An exact copy of the listing is required.

(Beginning of SUPPLIED ENTRIES)

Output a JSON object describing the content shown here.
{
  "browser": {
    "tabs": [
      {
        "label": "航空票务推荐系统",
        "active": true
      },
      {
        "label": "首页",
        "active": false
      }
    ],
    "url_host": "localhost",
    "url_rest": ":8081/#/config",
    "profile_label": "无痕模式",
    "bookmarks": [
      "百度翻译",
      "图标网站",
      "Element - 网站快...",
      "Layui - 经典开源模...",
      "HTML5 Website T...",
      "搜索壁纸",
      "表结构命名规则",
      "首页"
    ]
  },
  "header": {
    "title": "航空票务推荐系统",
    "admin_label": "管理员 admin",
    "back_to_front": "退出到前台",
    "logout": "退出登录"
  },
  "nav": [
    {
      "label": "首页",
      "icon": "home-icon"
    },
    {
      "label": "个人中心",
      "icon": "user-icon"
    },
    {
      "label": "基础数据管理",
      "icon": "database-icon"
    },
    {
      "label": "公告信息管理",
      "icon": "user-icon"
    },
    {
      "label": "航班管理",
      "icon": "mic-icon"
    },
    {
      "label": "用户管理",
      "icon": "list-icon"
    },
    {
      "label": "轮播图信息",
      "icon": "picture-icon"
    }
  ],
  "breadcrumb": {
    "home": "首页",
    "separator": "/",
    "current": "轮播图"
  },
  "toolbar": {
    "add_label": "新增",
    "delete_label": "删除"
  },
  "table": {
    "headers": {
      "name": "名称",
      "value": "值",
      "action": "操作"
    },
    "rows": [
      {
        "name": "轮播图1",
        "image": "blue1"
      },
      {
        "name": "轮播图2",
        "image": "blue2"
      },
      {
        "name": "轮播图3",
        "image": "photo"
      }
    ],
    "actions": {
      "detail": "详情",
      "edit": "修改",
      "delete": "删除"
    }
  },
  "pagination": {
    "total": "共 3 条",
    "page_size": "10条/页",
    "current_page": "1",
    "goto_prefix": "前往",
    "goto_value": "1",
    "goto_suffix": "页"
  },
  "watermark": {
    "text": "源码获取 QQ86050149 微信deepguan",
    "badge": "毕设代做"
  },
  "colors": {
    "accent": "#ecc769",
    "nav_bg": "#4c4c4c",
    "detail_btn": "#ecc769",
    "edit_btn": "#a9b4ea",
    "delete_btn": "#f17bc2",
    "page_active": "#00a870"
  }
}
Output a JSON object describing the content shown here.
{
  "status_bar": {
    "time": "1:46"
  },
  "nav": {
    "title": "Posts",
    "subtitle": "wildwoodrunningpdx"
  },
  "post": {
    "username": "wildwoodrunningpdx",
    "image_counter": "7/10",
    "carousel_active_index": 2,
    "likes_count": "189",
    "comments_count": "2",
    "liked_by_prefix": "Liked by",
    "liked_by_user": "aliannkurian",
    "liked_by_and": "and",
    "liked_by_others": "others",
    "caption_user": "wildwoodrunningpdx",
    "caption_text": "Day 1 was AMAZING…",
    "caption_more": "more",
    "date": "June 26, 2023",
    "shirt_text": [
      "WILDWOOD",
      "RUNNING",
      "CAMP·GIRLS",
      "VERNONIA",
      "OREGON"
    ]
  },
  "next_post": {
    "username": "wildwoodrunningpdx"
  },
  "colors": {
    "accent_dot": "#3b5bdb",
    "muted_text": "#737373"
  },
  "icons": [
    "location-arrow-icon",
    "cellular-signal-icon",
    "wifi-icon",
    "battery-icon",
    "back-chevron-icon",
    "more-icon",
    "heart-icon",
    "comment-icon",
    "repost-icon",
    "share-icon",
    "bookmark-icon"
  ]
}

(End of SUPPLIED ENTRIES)

* [ANSWER BOX]:
Output a JSON object describing the content shown here.
{
  "browser": {
    "tabs": [
      {
        "label": "航空票务推荐系统",
        "active": true
      },
      {
        "label": "首页",
        "active": false
      }
    ],
    "url_host": "localhost",
    "url_rest": ":8081/#/config",
    "profile_label": "无痕模式",
    "bookmarks": [
      "百度翻译",
      "图标网站",
      "Element - 网站快...",
      "Layui - 经典开源模...",
      "HTML5 Website T...",
      "搜索壁纸",
      "表结构命名规则",
      "首页"
    ]
  },
  "header": {
    "title": "航空票务推荐系统",
    "admin_label": "管理员 admin",
    "back_to_front": "退出到前台",
    "logout": "退出登录"
  },
  "nav": [
    {
      "label": "首页",
      "icon": "home-icon"
    },
    {
      "label": "个人中心",
      "icon": "user-icon"
    },
    {
      "label": "基础数据管理",
      "icon": "database-icon"
    },
    {
      "label": "公告信息管理",
      "icon": "user-icon"
    },
    {
      "label": "航班管理",
      "icon": "mic-icon"
    },
    {
      "label": "用户管理",
      "icon": "list-icon"
    },
    {
      "label": "轮播图信息",
      "icon": "picture-icon"
    }
  ],
  "breadcrumb": {
    "home": "首页",
    "separator": "/",
    "current": "轮播图"
  },
  "toolbar": {
    "add_label": "新增",
    "delete_label": "删除"
  },
  "table": {
    "headers": {
      "name": "名称",
      "value": "值",
      "action": "操作"
    },
    "rows": [
      {
        "name": "轮播图1",
        "image": "blue1"
      },
      {
        "name": "轮播图2",
        "image": "blue2"
      },
      {
        "name": "轮播图3",
        "image": "photo"
      }
    ],
    "actions": {
      "detail": "详情",
      "edit": "修改",
      "delete": "删除"
    }
  },
  "pagination": {
    "total": "共 3 条",
    "page_size": "10条/页",
    "current_page": "1",
    "goto_prefix": "前往",
    "goto_value": "1",
    "goto_suffix": "页"
  },
  "watermark": {
    "text": "源码获取 QQ86050149 微信deepguan",
    "badge": "毕设代做"
  },
  "colors": {
    "accent": "#ecc769",
    "nav_bg": "#4c4c4c",
    "detail_btn": "#ecc769",
    "edit_btn": "#a9b4ea",
    "delete_btn": "#f17bc2",
    "page_active": "#00a870"
  }
}
Output a JSON object describing the content shown here.
{
  "status_bar": {
    "time": "1:46"
  },
  "nav": {
    "title": "Posts",
    "subtitle": "wildwoodrunningpdx"
  },
  "post": {
    "username": "wildwoodrunningpdx",
    "image_counter": "7/10",
    "carousel_active_index": 2,
    "likes_count": "189",
    "comments_count": "2",
    "liked_by_prefix": "Liked by",
    "liked_by_user": "aliannkurian",
    "liked_by_and": "and",
    "liked_by_others": "others",
    "caption_user": "wildwoodrunningpdx",
    "caption_text": "Day 1 was AMAZING…",
    "caption_more": "more",
    "date": "June 26, 2023",
    "shirt_text": [
      "WILDWOOD",
      "RUNNING",
      "CAMP·GIRLS",
      "VERNONIA",
      "OREGON"
    ]
  },
  "next_post": {
    "username": "wildwoodrunningpdx"
  },
  "colors": {
    "accent_dot": "#3b5bdb",
    "muted_text": "#737373"
  },
  "icons": [
    "location-arrow-icon",
    "cellular-signal-icon",
    "wifi-icon",
    "battery-icon",
    "back-chevron-icon",
    "more-icon",
    "heart-icon",
    "comment-icon",
    "repost-icon",
    "share-icon",
    "bookmark-icon"
  ]
}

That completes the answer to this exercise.